atmosphere, potentially accelerating global warming.
quantities of methane are escaping the East Siberian Shelf as a
result of the degradation of submarine permafrost," says Natalia
Shakhova of the University of Alaska in Fairbanks. She and her team
collected data – at a great cost – to show that vast areas are
releasing plumes of methane gas, which is escaping into the
August 2010, 11 sailors aboard a tug boat drowned in the Laptev Sea
while trying to rescue a fishing boat in the Arctic waters north of
Siberia. What didn't emerge at the time was that they were attempting
to rescue a team of Russian researchers probing whether storms that
stir up the ocean will increase the release of methane from the sea
bed as the Arctic warms.
their fishing boat, the researchers drilled into the bed of the
Laptev Sea – a hotspot of methane emissions – and used sonar to
analyse gas bubbles in the water. They found the permafrost that
usually sat beneath the sea bed was unfrozen, allowing around 500
tonnes of methane to bubble out of every square kilometre of the sea
bed each day. Bubbling seeps of methane were found along the entire
coastline of their survey area, over the East Siberian Arctic

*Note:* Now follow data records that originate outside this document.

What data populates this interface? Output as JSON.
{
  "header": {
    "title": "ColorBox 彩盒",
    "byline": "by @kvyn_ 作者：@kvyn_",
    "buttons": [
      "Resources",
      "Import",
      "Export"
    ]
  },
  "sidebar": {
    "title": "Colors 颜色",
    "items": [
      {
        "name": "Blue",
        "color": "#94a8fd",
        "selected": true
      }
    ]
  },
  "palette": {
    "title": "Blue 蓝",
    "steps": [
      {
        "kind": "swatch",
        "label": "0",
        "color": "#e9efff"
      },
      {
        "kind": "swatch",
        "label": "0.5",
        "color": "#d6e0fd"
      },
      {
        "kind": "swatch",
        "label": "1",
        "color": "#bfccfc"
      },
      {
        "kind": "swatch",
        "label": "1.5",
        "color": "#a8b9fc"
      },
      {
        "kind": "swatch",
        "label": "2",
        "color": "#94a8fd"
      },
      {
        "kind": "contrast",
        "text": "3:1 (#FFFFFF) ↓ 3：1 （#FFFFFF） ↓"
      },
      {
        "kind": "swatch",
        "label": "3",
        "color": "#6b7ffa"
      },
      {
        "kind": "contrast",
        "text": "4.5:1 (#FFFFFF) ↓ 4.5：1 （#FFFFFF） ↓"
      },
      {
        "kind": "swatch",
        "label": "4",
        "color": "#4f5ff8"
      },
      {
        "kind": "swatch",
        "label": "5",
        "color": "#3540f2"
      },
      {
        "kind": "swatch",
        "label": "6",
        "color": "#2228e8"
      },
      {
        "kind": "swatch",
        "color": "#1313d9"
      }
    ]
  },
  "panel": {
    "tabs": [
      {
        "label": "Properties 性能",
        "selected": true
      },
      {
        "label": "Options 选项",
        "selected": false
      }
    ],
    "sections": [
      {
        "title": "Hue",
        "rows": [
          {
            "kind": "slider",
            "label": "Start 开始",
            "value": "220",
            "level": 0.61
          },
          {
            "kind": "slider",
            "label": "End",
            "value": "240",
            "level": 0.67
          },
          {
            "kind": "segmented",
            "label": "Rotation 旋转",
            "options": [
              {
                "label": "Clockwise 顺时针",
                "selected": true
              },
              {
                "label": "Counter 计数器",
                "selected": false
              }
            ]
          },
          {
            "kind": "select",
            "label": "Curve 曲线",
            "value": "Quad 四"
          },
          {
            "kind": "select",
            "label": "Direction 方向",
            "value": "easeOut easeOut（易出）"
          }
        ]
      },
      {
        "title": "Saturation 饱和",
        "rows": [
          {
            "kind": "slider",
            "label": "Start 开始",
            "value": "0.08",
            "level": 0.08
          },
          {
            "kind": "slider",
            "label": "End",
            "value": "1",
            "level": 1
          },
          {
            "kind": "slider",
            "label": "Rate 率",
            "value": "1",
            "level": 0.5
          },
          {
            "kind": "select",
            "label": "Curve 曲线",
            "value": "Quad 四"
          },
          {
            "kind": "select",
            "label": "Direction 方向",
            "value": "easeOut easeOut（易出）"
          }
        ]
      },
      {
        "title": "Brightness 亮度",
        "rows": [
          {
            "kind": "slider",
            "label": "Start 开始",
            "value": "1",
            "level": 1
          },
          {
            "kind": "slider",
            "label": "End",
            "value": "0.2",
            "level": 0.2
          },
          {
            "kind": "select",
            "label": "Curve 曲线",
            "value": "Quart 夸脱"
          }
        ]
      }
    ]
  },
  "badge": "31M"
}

Shelf. Similar plumes have been seen off the coast of
Svalbard in Norway.
team also measured how two storms – one in 2009 and one in 2010 –
changed the amount of methane dissolved in the water. They found that
the winds stirred up the ocean, speeding the release of gases into
have proven that the current state of subsea permafrost is
incomparably closer to the thaw point than terrestrial permafrost,
and that modern warming does contribute to warming the subsea
permafrost," says Shakhova. Increasing storminess in the Arctic,
predicted by some climate models, would speed up the release of
methane, she says.
findings, obtained as part of the International Siberian Shelf Study
Program, add weight to fears that a massive "pulse" of up
to 50 billion tonnes of methane from the Arctic could warm the world
by a degree or more. A
controversial claim earlier this year that
it could cost the global economy $60 trillion was based on earlier
findings from Shakhova's team (Nature, vol 499, p 401).
the findings don't show that a major pulse is under way. "The
total volume of methane being released is still small," said
Laurence Smith of the University of California, Los Angeles. "But
this research provides valuable new understanding of the processes of
methane bubbling during storms, conducted at great personal risk."
the second storm that the researchers monitored, the winds became so
violent that they called for help. The rescue tug sank before
reaching them. The researchers survived unharmed, and dedicate their
paper "to the memory of the crew of Russian vessel RV Alexei